This section of the website is dedicated to all those who've ever found
themselves struggling just to grasp the basics of elementary calculus,
as a result of unclear texts and opaque explanations.
calculus is just geometry wearing a tuxedo, with a little algebra for
decoration. Nearly all the basics can be explained with pictures.
"Epsilonics", while useful, powerful, and vital for use in
analysis, just tends to get in the way of obtaining an intuitive
understanding of what it's all about at the introductory level.
I will generally be assuming some familiarity with the subject. I
expect that readers either will have taken a calculus course, or will

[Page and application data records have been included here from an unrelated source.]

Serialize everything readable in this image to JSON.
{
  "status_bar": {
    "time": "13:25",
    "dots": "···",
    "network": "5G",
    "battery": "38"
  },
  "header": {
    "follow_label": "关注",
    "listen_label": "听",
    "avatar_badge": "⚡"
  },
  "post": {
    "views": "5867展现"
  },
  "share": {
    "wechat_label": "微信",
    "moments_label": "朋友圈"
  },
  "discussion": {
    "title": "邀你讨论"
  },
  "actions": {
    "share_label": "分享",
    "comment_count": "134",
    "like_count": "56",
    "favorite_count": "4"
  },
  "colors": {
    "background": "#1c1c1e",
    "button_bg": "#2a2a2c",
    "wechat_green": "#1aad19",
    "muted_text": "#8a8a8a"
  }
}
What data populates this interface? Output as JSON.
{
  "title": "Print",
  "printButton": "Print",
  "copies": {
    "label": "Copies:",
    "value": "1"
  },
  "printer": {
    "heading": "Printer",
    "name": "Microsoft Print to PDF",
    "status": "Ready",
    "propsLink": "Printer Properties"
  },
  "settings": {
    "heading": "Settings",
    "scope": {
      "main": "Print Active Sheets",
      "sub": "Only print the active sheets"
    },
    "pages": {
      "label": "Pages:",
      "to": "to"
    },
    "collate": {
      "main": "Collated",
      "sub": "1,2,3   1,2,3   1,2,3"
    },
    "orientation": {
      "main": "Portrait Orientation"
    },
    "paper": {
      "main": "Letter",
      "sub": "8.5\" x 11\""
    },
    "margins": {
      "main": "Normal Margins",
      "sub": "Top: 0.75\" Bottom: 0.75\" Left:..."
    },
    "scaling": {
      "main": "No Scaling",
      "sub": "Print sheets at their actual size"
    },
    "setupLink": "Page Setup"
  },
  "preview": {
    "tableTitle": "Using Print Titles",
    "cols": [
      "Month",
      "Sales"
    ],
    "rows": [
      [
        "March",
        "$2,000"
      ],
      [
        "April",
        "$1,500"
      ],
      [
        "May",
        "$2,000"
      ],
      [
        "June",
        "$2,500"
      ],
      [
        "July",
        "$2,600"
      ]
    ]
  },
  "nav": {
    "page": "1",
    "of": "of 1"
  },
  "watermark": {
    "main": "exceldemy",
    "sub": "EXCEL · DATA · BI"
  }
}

at least have access to a conventional calculus textbook. This
section is certainly not complete enough to cover the whole subject of
calculus from the ground up -- Thomas's ninth edition, for example,
weighs just over five pounds
, and it's not because old George B.
was a particularly verbose writer! What I'm attempting to do here,
to add clear explanations of a handful of very basic things --
are often missing from conventional calculus classes.
more thing deserves some comment. This section of the website is
primarily concerned with ordinary, single-variable calculus.
However, we occasionally invoke Euclidean N-space in our
explanations, despite the fact that the concept of higher dimension
spaces is often not encountered until linear algebra, which is most
often taken after
elementary calculus (so it's cheating to use
it when explaining the basics). It's an annoying fact that that a
lot of what's going on in ordinary single-variable calculus is easiest
to understand when the explanation is given in Rn
rather than keeping within the "flat" space of the blackboard -- and
very little in linear algebra actually requires calculus. I will
simply hope that most people reading these pages will already have
, and if not, perhaps it will be
possible to pick up the context from the explanations as they are
please be aware that, as of 11/04/2007, these pages are a work in
progress. There is more material to come, and I haven't yet gone
back over all of the initial material to see where my explanations are
murky, or I've introduced concepts or notation without
explanation, or just plain made mistakes. Picture-based
explanations and proofs tend to take substantial time to produce, so
the pace at which additions are made may be slow, even though the
"pending" material has already been written up ... on paper.]
||In which we are introduced
to the subject, with some illustrations of what I mean by opaque
explanations, along with some basic definitions and a brief
of the chain rule, as well as any oddities which may come up along
on integrals; some illustrations to go with the definition, and a
discussion of why the definition of the Riemann integral is
way it is.
|Derivatives and integrals
are inverse operations; we motivate that fact on this page.
In addition, we discuss the use of dx
and "sloppy infinitesimals" at some length, and then talk a bit
pitfalls of that approach, and present a rigorous proof of the
||A side trip into something
we'll need a little later
||Another side trip into
something else we'll need a little later
Powers of X
|The integrals of x, x2, x3
... These are typically presented as anti-derivatives, but
they're easy enough to derive -- and understand -- as geometric
objects. As fundamental integrals, they're worth understanding
Powers of X
|The derivatives of x, x2, x3
... These are fundamental, so they're worth understanding at a
fundamental level, too.
Sin and Cos
|The derivatives of the trig
functions are simple and obvious, if we work
from a picture. All too often, calculus texts derive them using
opaque calculations involving explicit limits.
|Product Rule and
Integration by Parts
|These two are intimately
linked. On this page we provide graphical proofs -- or, at
least, motivations -- for each of them.
created on 11/04/2007. Added derivatives of x^n on 9/19/2013
(just five years later), and a couple days later we added the
derivative of the sine. Leibniz arrived on 3/16/2018.